Anyway, on with the food. The cooking course began on Saturday afternoon when the cooking instructors met us at the BTS (sky train) station, and escorted us to a local market. They spent half an hour describing the varieties of vegetables that were for sale.
Then it was time to head to the school to start our afternoon of coconut cream bliss. The menu for the afternoon included Massaman curry paste, Massaman curry, Tom Yum soup, chicken with cashews, and mango sticky rice. I was already hungry when we began cooking, and it required a lot of discipline not to eat the raw ingredients.
First up was the Massaman curry paste. It included a laundry list of ingredients: chilli, garlic, onion, ginger, coriander, lemon grass, shrimp paste, salt, and many more. We had to pound it until it resembled a paste. Apparently, it doesn’t taste the same if you use a food processor. Not sure if this farang could taste the difference, but I went with it.
Next up was the Massaman curry itself. As with Indian food, I am always surprised to see the raw ingredients that go into Thai dishes – they seem so basic, but taste so sublime in curry. We simply prepped the ingredients, as we were going to cook all the dishes at the same time.
We then prepped the ingredients for the Tom Yum soup. The instructors passed us dishes of beautifully arranged ingredients, and our “prepping” consisted of chopping several of the ingredients into smaller pieces – “look, Mommy! I helping!” I hadn’t realized how simple the ingredients for Tom Yum are – no complex curry paste as used for the Massaman curry. It is seasoned with fresh herbs, sugar, chilli, and fish sauce.
Prepping for the cashews and chicken also involved cutting already cut vegetables into smaller pieces.
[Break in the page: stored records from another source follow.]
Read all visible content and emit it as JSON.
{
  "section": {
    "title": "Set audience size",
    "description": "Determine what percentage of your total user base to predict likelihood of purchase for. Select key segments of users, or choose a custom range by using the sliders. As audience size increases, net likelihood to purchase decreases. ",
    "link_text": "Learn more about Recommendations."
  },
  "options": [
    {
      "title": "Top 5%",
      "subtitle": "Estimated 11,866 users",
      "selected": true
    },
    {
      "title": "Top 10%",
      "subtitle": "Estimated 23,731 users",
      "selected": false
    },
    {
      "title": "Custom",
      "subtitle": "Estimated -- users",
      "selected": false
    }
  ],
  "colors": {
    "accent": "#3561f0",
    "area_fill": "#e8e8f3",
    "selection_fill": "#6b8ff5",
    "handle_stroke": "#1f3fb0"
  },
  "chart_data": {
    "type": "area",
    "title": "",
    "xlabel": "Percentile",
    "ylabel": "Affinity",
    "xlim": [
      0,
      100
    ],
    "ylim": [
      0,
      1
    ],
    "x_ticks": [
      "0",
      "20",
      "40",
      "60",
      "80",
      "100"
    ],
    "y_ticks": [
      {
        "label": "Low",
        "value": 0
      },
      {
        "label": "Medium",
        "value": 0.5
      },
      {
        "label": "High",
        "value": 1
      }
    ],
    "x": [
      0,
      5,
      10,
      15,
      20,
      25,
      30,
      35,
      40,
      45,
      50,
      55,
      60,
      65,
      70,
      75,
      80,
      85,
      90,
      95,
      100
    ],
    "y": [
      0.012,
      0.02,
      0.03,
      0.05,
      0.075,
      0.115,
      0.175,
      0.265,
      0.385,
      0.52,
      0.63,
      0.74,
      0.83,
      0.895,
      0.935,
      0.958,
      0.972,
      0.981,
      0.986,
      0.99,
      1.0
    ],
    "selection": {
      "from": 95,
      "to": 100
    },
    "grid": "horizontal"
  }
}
Whatever – we got the gist of it. Far more entertaining was trying to decide whether one of our instructors was a ladyboy (Todd’s not sure, but I am 100% positive).
Then it was time to cook! This part of the class was most informative for me. Now I know why I end up with blobs of curry paste in my vegetables when I try to make curry; how much coconut cream actually goes into curries; what the vague stench of Thai food comes from (fish sauce and shrimp paste); and that Thai cooking really does contain as much sugar and oil as I thought. The instructors were almost too helpful – please let me add my own ingredients to the pot!
But I put such thoughts out of my mind when I saw this trio (plus rice!) of goodness in front of me. I’m such a good cook! And an even better eater…
Last but not least was the mango sticky rice. It would have been too complicated to make our own rice, so the instructors demonstrated the process for us. Nothing like a good mixture of sugar and fat! So tasty.
I was holding my stomach when we finally left. Good present, T-bone!